The night of the presidential election. Florida had been called for Gore, then the networks took it back. At 7:45 p.m., before the polls closed in California, I sat in an audience filled with stylish women checking their Palm Pilots and cell phones for updates.
Playwright Eve Ensler squirmed uncomfortably on her barstool and periodically broke away from the stories on her index cards. When she finished reciting horrors against women, I rushed out of the theater, grabbed a cab home, and stayed glued to the drama unfolding on TV.
September 2001 Zoolander
I was sleeping when planes flew into the World Trade Center. The clock radio woke me at 7:30 after both towers had already fallen on the East Coast. "Walk north," a dust-covered Rudy Giuliani advised. I was grateful when TV stations began to broadcast sitcom reruns again.
Two weeks later, I went to see Zoolander, a movie notable only for having hastily erased the twin towers from a shot of Lower Manhattan. Everyone sat in the theater, wishing we could remember how to laugh, wondering when we'd go to war, who we'd attack, where the towers had been.
March 2003 Nightline
The night "Shock and Awe" descended on Baghdad, protesters were at City Hall, across from the new Asian Art Museum. My friends went to the free opening festivities at the museum, but I stayed home and watched TV.
Two weeks before, I'd been at an enormous protest rally on a glorious winter afternoon. There were moms with strollers, grandparents, veterans, retired schoolteachers--everyday people all. We went for coffee after the rally and came back in time to witness a standoff between the "black bloc" anarchists and police on horseback. I felt sorry for the SFPD.
For weeks, Ted Koppel, embedded with the Marines on the road to Baghdad, was my hero. I watched him each night before I went to bed, as if good ratings would protect him from stray bullets.
May 2003 Buffy and 24
That spring, victory was officially declared in Iraq.
I spent Tuesday nights watching a double feature of apocalypse TV from the comfort of my velvet loveseat. First, Buffy the Vampire Slayer faced the end of the world (and the series) battling the First Evil, which can never be vanquished. Then on 24, federal agents tried to stop Islamic terrorists from setting off a nuclear weapon they'd bought from North Korea.
April 2004 The Time of Your Life
I ushered for William Saroyan's play The Time of Your Life, set in San Francisco in October 1939. He wrote it in six days after Hitler invaded Poland. The patrons in Nick's bar know war is coming but try to find a way to live for today, despite their own despair. Meanwhile, burned bodies of American civilians hung from a bridge in Fallujah, while children held up boots like trophies.
May 2004 Survivor All-Stars and 60 Minutes II
A girl with a naked man on a leash mugs for the camera.

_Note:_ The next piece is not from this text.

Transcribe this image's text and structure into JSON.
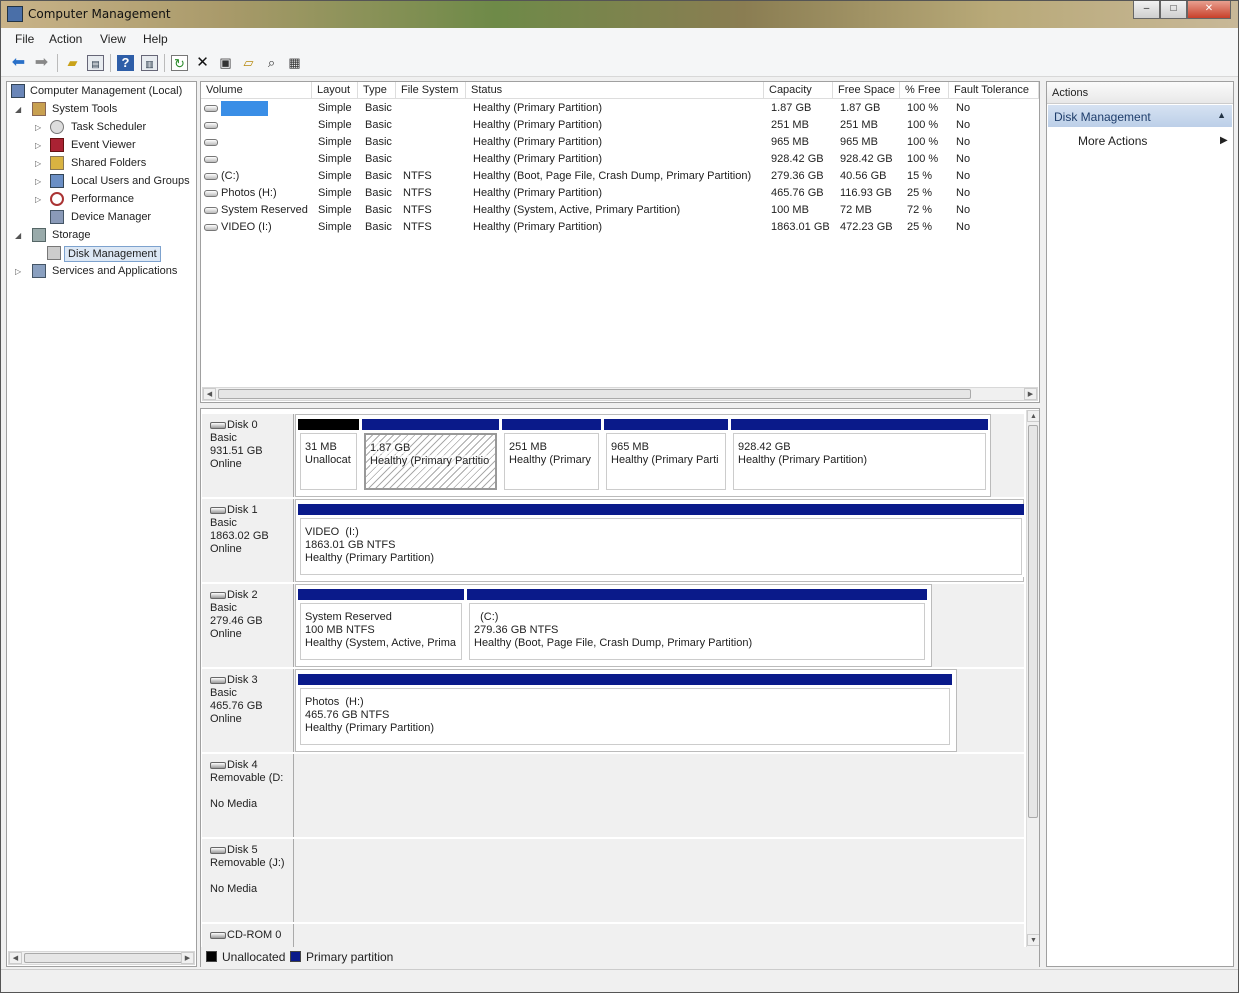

A hooded Iraqi stands on a box, fearing electrocution. A prisoner cowers before snarling attack dogs. Our leaders, warning we haven't seen the worst yet, can barely bring themselves to apologize. I've never been so ashamed.
What will we be watching next time?

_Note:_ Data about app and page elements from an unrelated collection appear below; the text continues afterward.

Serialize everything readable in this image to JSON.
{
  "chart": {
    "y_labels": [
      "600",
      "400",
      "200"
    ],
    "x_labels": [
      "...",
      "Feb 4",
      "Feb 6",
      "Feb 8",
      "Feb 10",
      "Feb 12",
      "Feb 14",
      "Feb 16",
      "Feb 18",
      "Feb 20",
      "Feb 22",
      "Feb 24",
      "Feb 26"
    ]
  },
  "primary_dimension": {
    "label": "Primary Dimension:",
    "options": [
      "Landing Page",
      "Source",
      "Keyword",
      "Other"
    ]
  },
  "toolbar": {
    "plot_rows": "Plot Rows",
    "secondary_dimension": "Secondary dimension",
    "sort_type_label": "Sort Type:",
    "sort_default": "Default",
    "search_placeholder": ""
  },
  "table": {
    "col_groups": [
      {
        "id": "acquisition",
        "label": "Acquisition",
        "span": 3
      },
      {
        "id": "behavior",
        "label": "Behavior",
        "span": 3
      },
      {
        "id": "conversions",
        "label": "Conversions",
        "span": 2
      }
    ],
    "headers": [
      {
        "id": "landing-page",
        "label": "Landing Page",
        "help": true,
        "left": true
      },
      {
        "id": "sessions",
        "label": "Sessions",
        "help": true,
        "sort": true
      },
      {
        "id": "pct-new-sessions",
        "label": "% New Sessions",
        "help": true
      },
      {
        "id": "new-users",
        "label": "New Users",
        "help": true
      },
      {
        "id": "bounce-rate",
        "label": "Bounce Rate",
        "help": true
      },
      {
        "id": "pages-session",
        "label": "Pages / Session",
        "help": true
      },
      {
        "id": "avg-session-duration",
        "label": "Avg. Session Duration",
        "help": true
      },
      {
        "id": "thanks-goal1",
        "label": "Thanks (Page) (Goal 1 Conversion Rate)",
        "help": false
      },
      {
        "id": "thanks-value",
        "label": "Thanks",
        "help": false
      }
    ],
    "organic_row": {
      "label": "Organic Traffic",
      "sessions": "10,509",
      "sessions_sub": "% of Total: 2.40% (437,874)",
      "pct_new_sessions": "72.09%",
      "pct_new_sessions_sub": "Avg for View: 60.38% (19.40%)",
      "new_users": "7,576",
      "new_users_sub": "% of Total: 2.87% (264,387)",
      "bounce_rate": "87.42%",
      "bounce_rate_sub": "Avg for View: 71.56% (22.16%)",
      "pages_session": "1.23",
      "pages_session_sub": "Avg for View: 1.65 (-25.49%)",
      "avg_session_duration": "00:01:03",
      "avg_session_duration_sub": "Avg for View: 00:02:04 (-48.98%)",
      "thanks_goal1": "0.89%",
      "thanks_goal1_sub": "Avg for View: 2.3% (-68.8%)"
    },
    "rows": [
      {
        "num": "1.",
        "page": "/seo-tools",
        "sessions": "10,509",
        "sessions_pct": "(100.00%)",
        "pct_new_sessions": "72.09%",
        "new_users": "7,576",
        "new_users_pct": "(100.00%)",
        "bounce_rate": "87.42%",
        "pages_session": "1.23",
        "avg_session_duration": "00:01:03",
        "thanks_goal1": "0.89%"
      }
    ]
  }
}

About the Author
Diana J. Wynne appeared on Jeopardy! in April and lost, heartbreakingly, by a single answer. When not watching hummingbirds on her fire escape or studying baseball trivia at Martha's Coffee, she produces interactive content for online and print media. Her essays have appeared in the New York Times, Ms. Magazine, Exquisite Corpse, and the San Jose Mercury News. Joyce to the World, a documentary she wrote and produced about James Joyce's Ulysses, premieres at the Mechanics' Institute Library on June 16, which also happens to be Bloomsday. (For more information about the film, see www.joycetotheworld.com.) Wynne has called a sunny, rent-controlled corner of Noe Valley home for 15 years.
The Noe Valley Voice invites you to submit fiction, literary nonfiction, or poetry for publication on the Last Page. Mail manuscripts, which should be no more than 1,500 words, to the Noe Valley Voice, 1021 Sanchez Street, San Francisco, CA 94114. Or e-mail firstname.lastname@example.org. Please include your name, address, and phone number, and an SASE if you want your manuscript returned. We look forward to hearing from you.